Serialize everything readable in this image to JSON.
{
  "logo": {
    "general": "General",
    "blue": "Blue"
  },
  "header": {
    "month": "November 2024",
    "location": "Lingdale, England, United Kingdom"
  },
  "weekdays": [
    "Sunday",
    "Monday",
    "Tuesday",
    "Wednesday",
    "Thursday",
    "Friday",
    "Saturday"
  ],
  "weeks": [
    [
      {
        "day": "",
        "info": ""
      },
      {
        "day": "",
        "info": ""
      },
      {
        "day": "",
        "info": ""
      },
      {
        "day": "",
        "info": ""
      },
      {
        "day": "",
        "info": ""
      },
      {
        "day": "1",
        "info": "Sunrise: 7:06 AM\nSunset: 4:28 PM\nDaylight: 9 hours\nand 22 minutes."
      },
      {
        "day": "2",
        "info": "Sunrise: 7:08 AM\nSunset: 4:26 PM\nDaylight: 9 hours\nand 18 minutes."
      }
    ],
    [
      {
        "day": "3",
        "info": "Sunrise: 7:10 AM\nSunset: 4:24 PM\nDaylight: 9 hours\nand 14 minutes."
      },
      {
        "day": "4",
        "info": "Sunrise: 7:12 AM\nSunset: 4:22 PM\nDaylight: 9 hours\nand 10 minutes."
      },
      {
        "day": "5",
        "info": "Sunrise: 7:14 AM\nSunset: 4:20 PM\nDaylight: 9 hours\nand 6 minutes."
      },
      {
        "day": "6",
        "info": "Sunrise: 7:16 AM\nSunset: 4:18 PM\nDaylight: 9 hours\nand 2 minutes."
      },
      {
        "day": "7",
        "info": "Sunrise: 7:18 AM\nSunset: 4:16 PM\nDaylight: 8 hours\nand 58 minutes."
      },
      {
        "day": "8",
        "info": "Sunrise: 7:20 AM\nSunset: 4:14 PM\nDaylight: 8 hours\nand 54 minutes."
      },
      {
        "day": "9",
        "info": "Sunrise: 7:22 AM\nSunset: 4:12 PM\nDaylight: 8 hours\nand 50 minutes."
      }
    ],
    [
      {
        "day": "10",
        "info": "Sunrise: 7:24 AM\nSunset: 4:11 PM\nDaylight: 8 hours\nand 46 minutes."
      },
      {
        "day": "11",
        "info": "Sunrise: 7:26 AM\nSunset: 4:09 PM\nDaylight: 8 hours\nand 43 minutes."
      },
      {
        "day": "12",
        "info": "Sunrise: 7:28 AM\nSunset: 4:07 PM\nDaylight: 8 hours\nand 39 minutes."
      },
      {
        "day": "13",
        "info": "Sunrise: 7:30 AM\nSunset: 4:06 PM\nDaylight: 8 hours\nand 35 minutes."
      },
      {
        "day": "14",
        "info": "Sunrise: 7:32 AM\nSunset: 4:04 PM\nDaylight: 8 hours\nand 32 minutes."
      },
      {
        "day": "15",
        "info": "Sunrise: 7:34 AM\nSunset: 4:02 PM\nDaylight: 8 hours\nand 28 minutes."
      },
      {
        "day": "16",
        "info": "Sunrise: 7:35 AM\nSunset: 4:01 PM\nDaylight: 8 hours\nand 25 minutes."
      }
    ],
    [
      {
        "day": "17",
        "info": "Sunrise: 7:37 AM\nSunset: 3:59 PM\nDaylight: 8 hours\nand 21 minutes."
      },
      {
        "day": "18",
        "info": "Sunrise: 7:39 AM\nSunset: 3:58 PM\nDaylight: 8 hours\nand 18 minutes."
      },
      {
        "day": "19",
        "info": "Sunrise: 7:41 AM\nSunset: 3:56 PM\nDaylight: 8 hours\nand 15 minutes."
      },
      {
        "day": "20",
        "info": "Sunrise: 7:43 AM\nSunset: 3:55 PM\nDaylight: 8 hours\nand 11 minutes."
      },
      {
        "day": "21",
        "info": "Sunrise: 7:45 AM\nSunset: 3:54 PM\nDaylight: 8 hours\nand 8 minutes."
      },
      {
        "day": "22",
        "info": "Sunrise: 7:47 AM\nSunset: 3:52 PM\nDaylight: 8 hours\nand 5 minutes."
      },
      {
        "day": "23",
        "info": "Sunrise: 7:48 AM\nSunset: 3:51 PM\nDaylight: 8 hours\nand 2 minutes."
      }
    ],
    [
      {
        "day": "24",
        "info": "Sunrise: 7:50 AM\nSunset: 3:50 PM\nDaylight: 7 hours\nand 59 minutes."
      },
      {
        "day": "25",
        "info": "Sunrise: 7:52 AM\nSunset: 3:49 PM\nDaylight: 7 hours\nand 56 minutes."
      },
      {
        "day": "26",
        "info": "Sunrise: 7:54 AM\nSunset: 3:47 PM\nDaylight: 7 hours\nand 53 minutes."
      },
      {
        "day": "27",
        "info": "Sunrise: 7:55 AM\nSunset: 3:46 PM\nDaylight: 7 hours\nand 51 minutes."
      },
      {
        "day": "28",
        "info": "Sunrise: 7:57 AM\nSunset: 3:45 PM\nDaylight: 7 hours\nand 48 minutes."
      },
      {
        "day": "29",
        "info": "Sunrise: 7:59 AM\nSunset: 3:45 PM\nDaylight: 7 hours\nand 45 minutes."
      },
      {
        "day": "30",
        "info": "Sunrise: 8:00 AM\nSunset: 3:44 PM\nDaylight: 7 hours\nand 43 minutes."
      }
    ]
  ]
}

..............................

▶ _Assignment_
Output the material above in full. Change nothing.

▶ _Written answer_
Serialize everything readable in this image to JSON.
{
  "logo": {
    "general": "General",
    "blue": "Blue"
  },
  "header": {
    "month": "November 2024",
    "location": "Lingdale, England, United Kingdom"
  },
  "weekdays": [
    "Sunday",
    "Monday",
    "Tuesday",
    "Wednesday",
    "Thursday",
    "Friday",
    "Saturday"
  ],
  "weeks": [
    [
      {
        "day": "",
        "info": ""
      },
      {
        "day": "",
        "info": ""
      },
      {
        "day": "",
        "info": ""
      },
      {
        "day": "",
        "info": ""
      },
      {
        "day": "",
        "info": ""
      },
      {
        "day": "1",
        "info": "Sunrise: 7:06 AM\nSunset: 4:28 PM\nDaylight: 9 hours\nand 22 minutes."
      },
      {
        "day": "2",
        "info": "Sunrise: 7:08 AM\nSunset: 4:26 PM\nDaylight: 9 hours\nand 18 minutes."
      }
    ],
    [
      {
        "day": "3",
        "info": "Sunrise: 7:10 AM\nSunset: 4:24 PM\nDaylight: 9 hours\nand 14 minutes."
      },
      {
        "day": "4",
        "info": "Sunrise: 7:12 AM\nSunset: 4:22 PM\nDaylight: 9 hours\nand 10 minutes."
      },
      {
        "day": "5",
        "info": "Sunrise: 7:14 AM\nSunset: 4:20 PM\nDaylight: 9 hours\nand 6 minutes."
      },
      {
        "day": "6",
        "info": "Sunrise: 7:16 AM\nSunset: 4:18 PM\nDaylight: 9 hours\nand 2 minutes."
      },
      {
        "day": "7",
        "info": "Sunrise: 7:18 AM\nSunset: 4:16 PM\nDaylight: 8 hours\nand 58 minutes."
      },
      {
        "day": "8",
        "info": "Sunrise: 7:20 AM\nSunset: 4:14 PM\nDaylight: 8 hours\nand 54 minutes."
      },
      {
        "day": "9",
        "info": "Sunrise: 7:22 AM\nSunset: 4:12 PM\nDaylight: 8 hours\nand 50 minutes."
      }
    ],
    [
      {
        "day": "10",
        "info": "Sunrise: 7:24 AM\nSunset: 4:11 PM\nDaylight: 8 hours\nand 46 minutes."
      },
      {
        "day": "11",
        "info": "Sunrise: 7:26 AM\nSunset: 4:09 PM\nDaylight: 8 hours\nand 43 minutes."
      },
      {
        "day": "12",
        "info": "Sunrise: 7:28 AM\nSunset: 4:07 PM\nDaylight: 8 hours\nand 39 minutes."
      },
      {
        "day": "13",
        "info": "Sunrise: 7:30 AM\nSunset: 4:06 PM\nDaylight: 8 hours\nand 35 minutes."
      },
      {
        "day": "14",
        "info": "Sunrise: 7:32 AM\nSunset: 4:04 PM\nDaylight: 8 hours\nand 32 minutes."
      },
      {
        "day": "15",
        "info": "Sunrise: 7:34 AM\nSunset: 4:02 PM\nDaylight: 8 hours\nand 28 minutes."
      },
      {
        "day": "16",
        "info": "Sunrise: 7:35 AM\nSunset: 4:01 PM\nDaylight: 8 hours\nand 25 minutes."
      }
    ],
    [
      {
        "day": "17",
        "info": "Sunrise: 7:37 AM\nSunset: 3:59 PM\nDaylight: 8 hours\nand 21 minutes."
      },
      {
        "day": "18",
        "info": "Sunrise: 7:39 AM\nSunset: 3:58 PM\nDaylight: 8 hours\nand 18 minutes."
      },
      {
        "day": "19",
        "info": "Sunrise: 7:41 AM\nSunset: 3:56 PM\nDaylight: 8 hours\nand 15 minutes."
      },
      {
        "day": "20",
        "info": "Sunrise: 7:43 AM\nSunset: 3:55 PM\nDaylight: 8 hours\nand 11 minutes."
      },
      {
        "day": "21",
        "info": "Sunrise: 7:45 AM\nSunset: 3:54 PM\nDaylight: 8 hours\nand 8 minutes."
      },
      {
        "day": "22",
        "info": "Sunrise: 7:47 AM\nSunset: 3:52 PM\nDaylight: 8 hours\nand 5 minutes."
      },
      {
        "day": "23",
        "info": "Sunrise: 7:48 AM\nSunset: 3:51 PM\nDaylight: 8 hours\nand 2 minutes."
      }
    ],
    [
      {
        "day": "24",
        "info": "Sunrise: 7:50 AM\nSunset: 3:50 PM\nDaylight: 7 hours\nand 59 minutes."
      },
      {
        "day": "25",
        "info": "Sunrise: 7:52 AM\nSunset: 3:49 PM\nDaylight: 7 hours\nand 56 minutes."
      },
      {
        "day": "26",
        "info": "Sunrise: 7:54 AM\nSunset: 3:47 PM\nDaylight: 7 hours\nand 53 minutes."
      },
      {
        "day": "27",
        "info": "Sunrise: 7:55 AM\nSunset: 3:46 PM\nDaylight: 7 hours\nand 51 minutes."
      },
      {
        "day": "28",
        "info": "Sunrise: 7:57 AM\nSunset: 3:45 PM\nDaylight: 7 hours\nand 48 minutes."
      },
      {
        "day": "29",
        "info": "Sunrise: 7:59 AM\nSunset: 3:45 PM\nDaylight: 7 hours\nand 45 minutes."
      },
      {
        "day": "30",
        "info": "Sunrise: 8:00 AM\nSunset: 3:44 PM\nDaylight: 7 hours\nand 43 minutes."
      }
    ]
  ]
}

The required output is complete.